= WHAT YOU SHOULD DO =
Beginning with the first entry, print all the records exactly.

= Data about app and page elements =
※ ※ ※

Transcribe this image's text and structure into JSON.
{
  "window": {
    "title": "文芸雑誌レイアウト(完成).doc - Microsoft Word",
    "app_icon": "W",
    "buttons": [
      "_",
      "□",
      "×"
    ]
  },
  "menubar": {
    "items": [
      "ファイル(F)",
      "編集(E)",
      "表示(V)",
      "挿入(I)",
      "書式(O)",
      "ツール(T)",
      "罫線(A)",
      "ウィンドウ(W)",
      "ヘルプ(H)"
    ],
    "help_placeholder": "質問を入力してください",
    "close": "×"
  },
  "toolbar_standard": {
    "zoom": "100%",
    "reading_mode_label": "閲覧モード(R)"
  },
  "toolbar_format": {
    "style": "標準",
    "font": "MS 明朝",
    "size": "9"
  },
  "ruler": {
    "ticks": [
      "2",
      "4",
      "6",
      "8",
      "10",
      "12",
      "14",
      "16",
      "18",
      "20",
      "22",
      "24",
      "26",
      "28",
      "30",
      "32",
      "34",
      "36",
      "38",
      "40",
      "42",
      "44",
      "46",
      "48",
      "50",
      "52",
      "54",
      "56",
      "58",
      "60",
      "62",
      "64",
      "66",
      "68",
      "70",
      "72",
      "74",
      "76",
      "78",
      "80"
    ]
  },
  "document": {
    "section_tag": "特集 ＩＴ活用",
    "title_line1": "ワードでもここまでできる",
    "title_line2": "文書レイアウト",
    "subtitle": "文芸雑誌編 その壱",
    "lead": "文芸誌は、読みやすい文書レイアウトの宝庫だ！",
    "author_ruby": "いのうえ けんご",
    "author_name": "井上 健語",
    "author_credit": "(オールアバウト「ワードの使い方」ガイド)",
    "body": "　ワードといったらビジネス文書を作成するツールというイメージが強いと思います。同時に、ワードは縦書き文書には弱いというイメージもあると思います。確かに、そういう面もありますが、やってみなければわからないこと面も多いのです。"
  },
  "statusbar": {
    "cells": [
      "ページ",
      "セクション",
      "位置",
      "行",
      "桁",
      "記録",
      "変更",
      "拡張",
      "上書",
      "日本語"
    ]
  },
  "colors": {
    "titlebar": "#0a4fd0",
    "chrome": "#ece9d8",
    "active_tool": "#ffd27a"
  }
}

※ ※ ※

= RESPONSE =
Transcribe this image's text and structure into JSON.
{
  "window": {
    "title": "文芸雑誌レイアウト(完成).doc - Microsoft Word",
    "app_icon": "W",
    "buttons": [
      "_",
      "□",
      "×"
    ]
  },
  "menubar": {
    "items": [
      "ファイル(F)",
      "編集(E)",
      "表示(V)",
      "挿入(I)",
      "書式(O)",
      "ツール(T)",
      "罫線(A)",
      "ウィンドウ(W)",
      "ヘルプ(H)"
    ],
    "help_placeholder": "質問を入力してください",
    "close": "×"
  },
  "toolbar_standard": {
    "zoom": "100%",
    "reading_mode_label": "閲覧モード(R)"
  },
  "toolbar_format": {
    "style": "標準",
    "font": "MS 明朝",
    "size": "9"
  },
  "ruler": {
    "ticks": [
      "2",
      "4",
      "6",
      "8",
      "10",
      "12",
      "14",
      "16",
      "18",
      "20",
      "22",
      "24",
      "26",
      "28",
      "30",
      "32",
      "34",
      "36",
      "38",
      "40",
      "42",
      "44",
      "46",
      "48",
      "50",
      "52",
      "54",
      "56",
      "58",
      "60",
      "62",
      "64",
      "66",
      "68",
      "70",
      "72",
      "74",
      "76",
      "78",
      "80"
    ]
  },
  "document": {
    "section_tag": "特集 ＩＴ活用",
    "title_line1": "ワードでもここまでできる",
    "title_line2": "文書レイアウト",
    "subtitle": "文芸雑誌編 その壱",
    "lead": "文芸誌は、読みやすい文書レイアウトの宝庫だ！",
    "author_ruby": "いのうえ けんご",
    "author_name": "井上 健語",
    "author_credit": "(オールアバウト「ワードの使い方」ガイド)",
    "body": "　ワードといったらビジネス文書を作成するツールというイメージが強いと思います。同時に、ワードは縦書き文書には弱いというイメージもあると思います。確かに、そういう面もありますが、やってみなければわからないこと面も多いのです。"
  },
  "statusbar": {
    "cells": [
      "ページ",
      "セクション",
      "位置",
      "行",
      "桁",
      "記録",
      "変更",
      "拡張",
      "上書",
      "日本語"
    ]
  },
  "colors": {
    "titlebar": "#0a4fd0",
    "chrome": "#ece9d8",
    "active_tool": "#ffd27a"
  }
}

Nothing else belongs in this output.